Twitter Demographics

The data shown below were collected from the profiles of 9 tweeters who shared this research output. Click here to find out more about how the information was compiled.

Mendeley readers

The data shown below were compiled from readership statistics for 113 Mendeley readers of this research output. Click here to see the associated Mendeley record.

Geographical breakdown

Country Count As %
Unknown 113 100%

Demographic breakdown

Readers by professional status Count As %
Researcher 20 18%
Student > Ph. D. Student 19 17%
Student > Master 13 12%
Student > Bachelor 11 10%
Other 9 8%
Other 18 16%
Unknown 23 20%
Readers by discipline Count As %
Agricultural and Biological Sciences 23 20%
Biochemistry, Genetics and Molecular Biology 18 16%
Veterinary Science and Veterinary Medicine 11 10%
Medicine and Dentistry 11 10%
Immunology and Microbiology 6 5%
Other 15 13%
Unknown 29 26%

Attention Score in Context

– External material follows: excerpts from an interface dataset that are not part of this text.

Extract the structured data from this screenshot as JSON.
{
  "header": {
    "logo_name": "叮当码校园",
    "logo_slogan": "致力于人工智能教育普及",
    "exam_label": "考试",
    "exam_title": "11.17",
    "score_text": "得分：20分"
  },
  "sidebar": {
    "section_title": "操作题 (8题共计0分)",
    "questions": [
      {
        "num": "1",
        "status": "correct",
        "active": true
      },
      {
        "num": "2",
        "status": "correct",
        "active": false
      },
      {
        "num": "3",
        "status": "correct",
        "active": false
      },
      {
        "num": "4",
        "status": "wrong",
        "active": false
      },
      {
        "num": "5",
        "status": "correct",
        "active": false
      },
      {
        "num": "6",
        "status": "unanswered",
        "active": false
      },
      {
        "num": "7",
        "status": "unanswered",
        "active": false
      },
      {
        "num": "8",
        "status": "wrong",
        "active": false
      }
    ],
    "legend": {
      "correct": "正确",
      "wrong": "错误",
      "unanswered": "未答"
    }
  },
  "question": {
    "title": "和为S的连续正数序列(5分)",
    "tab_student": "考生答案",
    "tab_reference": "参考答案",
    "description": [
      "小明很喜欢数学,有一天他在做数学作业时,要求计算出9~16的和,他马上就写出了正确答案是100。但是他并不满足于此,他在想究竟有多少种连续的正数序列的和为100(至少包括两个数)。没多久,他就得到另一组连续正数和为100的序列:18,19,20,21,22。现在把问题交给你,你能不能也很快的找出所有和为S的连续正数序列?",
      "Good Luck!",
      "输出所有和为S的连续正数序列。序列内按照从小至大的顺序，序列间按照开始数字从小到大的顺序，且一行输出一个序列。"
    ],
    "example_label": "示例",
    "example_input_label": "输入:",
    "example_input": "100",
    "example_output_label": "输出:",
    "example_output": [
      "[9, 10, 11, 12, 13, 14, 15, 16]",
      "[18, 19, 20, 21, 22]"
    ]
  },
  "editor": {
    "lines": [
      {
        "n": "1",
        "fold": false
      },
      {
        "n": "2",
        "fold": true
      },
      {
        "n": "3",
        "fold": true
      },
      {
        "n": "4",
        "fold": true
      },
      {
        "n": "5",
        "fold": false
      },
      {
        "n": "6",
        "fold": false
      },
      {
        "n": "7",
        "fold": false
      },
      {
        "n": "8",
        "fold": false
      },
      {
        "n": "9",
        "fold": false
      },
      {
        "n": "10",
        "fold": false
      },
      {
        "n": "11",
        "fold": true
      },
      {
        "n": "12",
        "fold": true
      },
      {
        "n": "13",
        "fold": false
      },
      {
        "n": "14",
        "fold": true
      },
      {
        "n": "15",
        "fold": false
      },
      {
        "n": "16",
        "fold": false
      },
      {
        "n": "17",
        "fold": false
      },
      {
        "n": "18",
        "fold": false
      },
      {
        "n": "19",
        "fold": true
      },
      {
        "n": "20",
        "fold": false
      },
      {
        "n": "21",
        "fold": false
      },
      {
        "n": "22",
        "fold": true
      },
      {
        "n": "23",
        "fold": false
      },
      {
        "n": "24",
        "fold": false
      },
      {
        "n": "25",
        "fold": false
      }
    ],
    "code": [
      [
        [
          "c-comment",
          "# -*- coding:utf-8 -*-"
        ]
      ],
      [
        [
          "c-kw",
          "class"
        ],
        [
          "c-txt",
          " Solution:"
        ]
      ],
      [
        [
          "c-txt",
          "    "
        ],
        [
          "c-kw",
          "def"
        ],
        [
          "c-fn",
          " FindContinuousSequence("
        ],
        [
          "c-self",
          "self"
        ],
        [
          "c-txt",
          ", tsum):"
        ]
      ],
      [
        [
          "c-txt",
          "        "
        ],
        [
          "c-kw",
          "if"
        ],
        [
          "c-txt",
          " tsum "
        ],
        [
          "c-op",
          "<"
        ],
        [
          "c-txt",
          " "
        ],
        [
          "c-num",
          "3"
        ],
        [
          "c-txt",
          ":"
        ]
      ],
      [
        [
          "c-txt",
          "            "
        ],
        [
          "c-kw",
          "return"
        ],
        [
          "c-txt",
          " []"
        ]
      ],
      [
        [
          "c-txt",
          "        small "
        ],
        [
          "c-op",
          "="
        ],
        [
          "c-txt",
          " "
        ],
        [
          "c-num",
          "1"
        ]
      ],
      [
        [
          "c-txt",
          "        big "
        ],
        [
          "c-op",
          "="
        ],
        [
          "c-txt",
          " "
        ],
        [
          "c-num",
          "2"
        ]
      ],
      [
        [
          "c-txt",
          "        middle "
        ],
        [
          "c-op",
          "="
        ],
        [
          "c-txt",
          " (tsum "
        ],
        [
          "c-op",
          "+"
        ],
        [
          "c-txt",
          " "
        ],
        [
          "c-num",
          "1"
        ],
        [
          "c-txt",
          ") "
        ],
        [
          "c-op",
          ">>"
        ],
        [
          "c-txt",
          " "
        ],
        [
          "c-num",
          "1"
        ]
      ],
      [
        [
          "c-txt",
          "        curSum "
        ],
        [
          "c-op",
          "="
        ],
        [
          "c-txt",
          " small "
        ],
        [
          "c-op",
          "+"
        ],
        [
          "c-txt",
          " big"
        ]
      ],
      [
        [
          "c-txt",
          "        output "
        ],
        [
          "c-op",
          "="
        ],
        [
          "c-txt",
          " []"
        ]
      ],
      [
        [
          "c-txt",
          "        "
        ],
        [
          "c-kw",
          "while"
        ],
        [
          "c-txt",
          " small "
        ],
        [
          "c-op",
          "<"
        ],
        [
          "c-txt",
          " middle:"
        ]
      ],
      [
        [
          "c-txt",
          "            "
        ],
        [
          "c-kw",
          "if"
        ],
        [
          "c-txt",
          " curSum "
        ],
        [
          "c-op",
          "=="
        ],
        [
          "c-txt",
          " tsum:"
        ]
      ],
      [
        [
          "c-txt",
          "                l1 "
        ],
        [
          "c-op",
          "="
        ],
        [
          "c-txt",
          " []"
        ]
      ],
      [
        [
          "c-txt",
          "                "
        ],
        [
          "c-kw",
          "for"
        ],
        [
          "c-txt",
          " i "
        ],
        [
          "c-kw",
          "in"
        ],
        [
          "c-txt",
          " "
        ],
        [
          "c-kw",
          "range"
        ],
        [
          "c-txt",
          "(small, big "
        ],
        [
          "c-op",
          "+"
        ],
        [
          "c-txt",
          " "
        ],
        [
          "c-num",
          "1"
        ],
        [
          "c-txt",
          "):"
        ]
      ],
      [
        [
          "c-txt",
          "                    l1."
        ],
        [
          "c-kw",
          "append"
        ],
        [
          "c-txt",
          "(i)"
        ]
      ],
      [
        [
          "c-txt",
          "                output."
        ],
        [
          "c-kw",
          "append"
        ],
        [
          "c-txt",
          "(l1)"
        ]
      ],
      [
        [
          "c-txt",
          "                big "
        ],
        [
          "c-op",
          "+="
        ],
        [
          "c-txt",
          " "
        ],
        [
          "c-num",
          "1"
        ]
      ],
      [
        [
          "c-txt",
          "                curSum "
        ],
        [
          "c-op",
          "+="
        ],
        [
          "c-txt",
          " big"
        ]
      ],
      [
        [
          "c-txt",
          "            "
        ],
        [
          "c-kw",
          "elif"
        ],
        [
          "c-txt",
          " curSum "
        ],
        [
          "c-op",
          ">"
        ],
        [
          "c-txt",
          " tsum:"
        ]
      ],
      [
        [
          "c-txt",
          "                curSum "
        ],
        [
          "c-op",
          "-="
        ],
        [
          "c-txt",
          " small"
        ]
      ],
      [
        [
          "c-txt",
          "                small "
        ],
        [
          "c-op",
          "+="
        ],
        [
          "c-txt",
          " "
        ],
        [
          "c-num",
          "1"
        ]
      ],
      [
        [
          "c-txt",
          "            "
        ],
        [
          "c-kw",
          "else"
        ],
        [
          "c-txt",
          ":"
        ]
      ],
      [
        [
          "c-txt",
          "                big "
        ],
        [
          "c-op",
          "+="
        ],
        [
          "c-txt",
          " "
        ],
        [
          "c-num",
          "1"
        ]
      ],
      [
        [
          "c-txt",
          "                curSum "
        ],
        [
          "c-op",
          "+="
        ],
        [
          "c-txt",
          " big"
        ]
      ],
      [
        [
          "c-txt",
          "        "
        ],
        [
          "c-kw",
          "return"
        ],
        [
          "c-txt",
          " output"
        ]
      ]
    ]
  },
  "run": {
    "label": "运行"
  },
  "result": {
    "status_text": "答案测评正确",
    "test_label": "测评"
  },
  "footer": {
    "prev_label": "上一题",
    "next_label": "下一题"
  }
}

This research output has an Altmetric Attention Score of 12. This is our high-level measure of the quality and quantity of online attention that it has received. This Attention Score, as well as the ranking and number of research outputs shown below, was calculated when the research output was last mentioned on 14 October 2019.
All research outputs
#2,542,405
of 22,800,560 outputs
Outputs from Parasites & Vectors
#496
of 5,461 outputs
Outputs of similar age
#51,562
of 330,270 outputs
Outputs of similar age from Parasites & Vectors
#14
of 157 outputs
Altmetric has tracked 22,800,560 research outputs across all sources so far. Compared to these this one has done well and is in the 88th percentile: it's in the top 25% of all research outputs ever tracked by Altmetric.
So far Altmetric has tracked 5,461 research outputs from this source. They typically receive a little more attention than average, with a mean Attention Score of 5.7. This one has done particularly well, scoring higher than 90% of its peers.
Older research outputs will score higher simply because they've had more time to accumulate mentions. To account for age we can compare this Altmetric Attention Score to the 330,270 tracked outputs that were published within six weeks on either side of this one in any source. This one has done well, scoring higher than 84% of its contemporaries.
We're also able to compare this research output to 157 others from the same source and published within six weeks on either side of this one. This one has done particularly well, scoring higher than 91% of its contemporaries.